Boston is home to the formerly "cursed" Boston Red Sox (at Fenway Park), the Boston Bruins and the Boston Celtics (both at the TD Banknorth Garden), and the mighty New England Patriots (at Gillette Stadium in nearby Foxborough, reachable by T).
You can sail, row, windsurf, kayak, or canoe on the Charles River; check out Community Boating, Inc., or Charles River Canoe and Kayak. You can bike, run, or walk along the river. Ice skate on Boston Common's Frog Pond, open daily in season, with cheap admission and skate rental. If you love to ski, visit the Berkshires in western Massachusetts or Vermont's slopes. For an affordable way to meet people while engaging in your favorite sports, try joining an organization like the Boston Ski and Sports Club.
If you love baseball but can't afford a Fenway ticket, go see the North Shore Spirit team (in the newly formed Canadian-American Professional Baseball League) play at Fraser Field during summer months in Lynn, just north of Boston. Get a field-box ticket-best in the house-for just $9 at this small, friendly field.
Six miles out of Boston at the Forest Hills T stop, you'll find the exquisite Arnold Arboretum, 265 acres of trees and shrubs with well-maintained paths. In Salem, about 20 minutes by T from Boston, visit the Peabody Essex Museum, which houses an astounding collection of art, architecture, and cultural artifacts from around the world. Of particular note: a relocated 200-year-old house of a Chinese merchant. Salem's houses cover the range of American architectural styles, and both Salem and nearby Essex are great places for antique shopping.
About 45 minutes north of Boston by car or commuter rail check out the New England Quilt Museum in Lowell. Or, if you're craving quiet beaches and bird-watching, tour the Harbor Islands. Take a picnic and plan on walking around these islands. Of course, there's always Cape Cod, with its exquisite beaches and charming cottages, which stretches its long, inviting arm south of the city.
If you'd like general tourist information, call the City of Boston at 1-800-SEE-BOSTON or visit its Web site at http://www.cityofboston.com/visitors/default.asp. If you're trying to research neighborhoods, visit http://www.digitalcity.com/boston/neighborhoodsboston/boston/neighborhoodsboston.
Emily Law is a freelance writer in Philadelphia, Pa.
For life-long learning and continuing professional development, come to Lippincott's NursingCenter.
The Growing Global Pertussis Problem
Journal of Christian Nursing, July/September 2014
Expires: 9/30/2016 CE:2.5 $24.95
Conflicts in Goals of Care at the End of Life Are Aggressive Life-Prolonging Interventions and a “Good Death” Compatible?

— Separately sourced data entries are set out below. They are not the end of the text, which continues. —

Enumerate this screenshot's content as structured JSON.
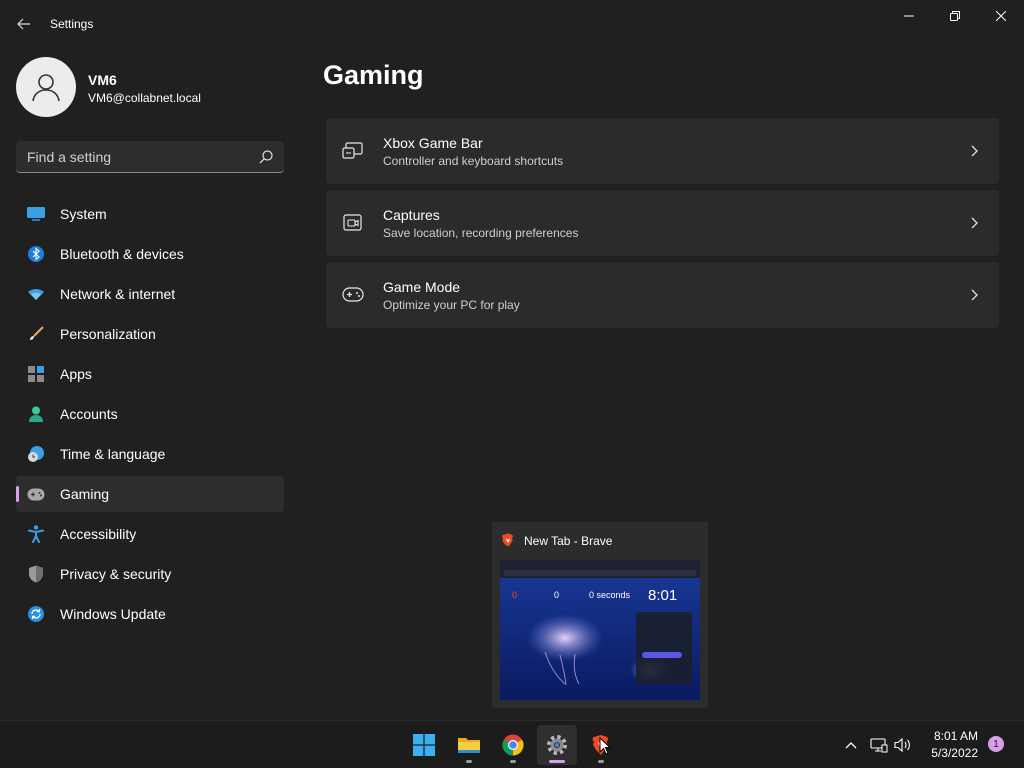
{
  "window": {
    "title": "Settings"
  },
  "profile": {
    "name": "VM6",
    "email": "VM6@collabnet.local"
  },
  "search": {
    "placeholder": "Find a setting",
    "value": ""
  },
  "nav": [
    {
      "label": "System",
      "icon": "system-icon",
      "selected": false
    },
    {
      "label": "Bluetooth & devices",
      "icon": "bluetooth-icon",
      "selected": false
    },
    {
      "label": "Network & internet",
      "icon": "wifi-icon",
      "selected": false
    },
    {
      "label": "Personalization",
      "icon": "brush-icon",
      "selected": false
    },
    {
      "label": "Apps",
      "icon": "apps-icon",
      "selected": false
    },
    {
      "label": "Accounts",
      "icon": "accounts-icon",
      "selected": false
    },
    {
      "label": "Time & language",
      "icon": "time-language-icon",
      "selected": false
    },
    {
      "label": "Gaming",
      "icon": "gamepad-icon",
      "selected": true
    },
    {
      "label": "Accessibility",
      "icon": "accessibility-icon",
      "selected": false
    },
    {
      "label": "Privacy & security",
      "icon": "shield-icon",
      "selected": false
    },
    {
      "label": "Windows Update",
      "icon": "update-icon",
      "selected": false
    }
  ],
  "main": {
    "title": "Gaming",
    "cards": [
      {
        "title": "Xbox Game Bar",
        "subtitle": "Controller and keyboard shortcuts",
        "icon": "game-bar-icon"
      },
      {
        "title": "Captures",
        "subtitle": "Save location, recording preferences",
        "icon": "captures-icon"
      },
      {
        "title": "Game Mode",
        "subtitle": "Optimize your PC for play",
        "icon": "gamepad-icon"
      }
    ]
  },
  "preview": {
    "title": "New Tab - Brave",
    "icon": "brave-icon",
    "thumb_clock": "8:01",
    "thumb_stats": [
      "0",
      "0",
      "0 seconds"
    ]
  },
  "taskbar": {
    "apps": [
      {
        "name": "start",
        "icon": "windows-start-icon",
        "active": false,
        "running": false
      },
      {
        "name": "file-explorer",
        "icon": "folder-icon",
        "active": false,
        "running": true
      },
      {
        "name": "chrome",
        "icon": "chrome-icon",
        "active": false,
        "running": true
      },
      {
        "name": "settings",
        "icon": "gear-icon",
        "active": true,
        "running": true
      },
      {
        "name": "brave",
        "icon": "brave-icon",
        "active": false,
        "running": true
      }
    ],
    "time": "8:01 AM",
    "date": "5/3/2022",
    "notifications": "1"
  },
  "colors": {
    "background": "#202020",
    "card": "#2b2b2b",
    "accent": "#d8a0e8",
    "taskbar": "#1c1c1c"
  }
}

Journal of Hospice and Palliative Nursing, August 2014
Expires: 8/31/2016 CE:2.8 $24.95
Improving Client and Nurse Satisfaction Through the Utilization of Bedside Report
Journal for Nurses in Professional Development, July/August 2014
Expires: 8/31/2016 CE:2.8 $24.95
More CE Articles
Subscribe to Recommended CE
Connecting with chronically ill patients to improve treatment adherence
The Nurse Practitioner: The American Journal of Primary Health Care, 18September 2014
Free access will expire on November 10, 2014.
Influence of Calcium Abnormalities on the ECG
AACN Advanced Critical Care, July/September 2014
Free access will expire on October 27, 2014.
Key Breast Cancer Takeaways from ASCO 2014
Oncology Times, 10August 2014
Free access will expire on October 27, 2014.
More Recommended Articles
Subscribe to Recommended Articles
Back to Top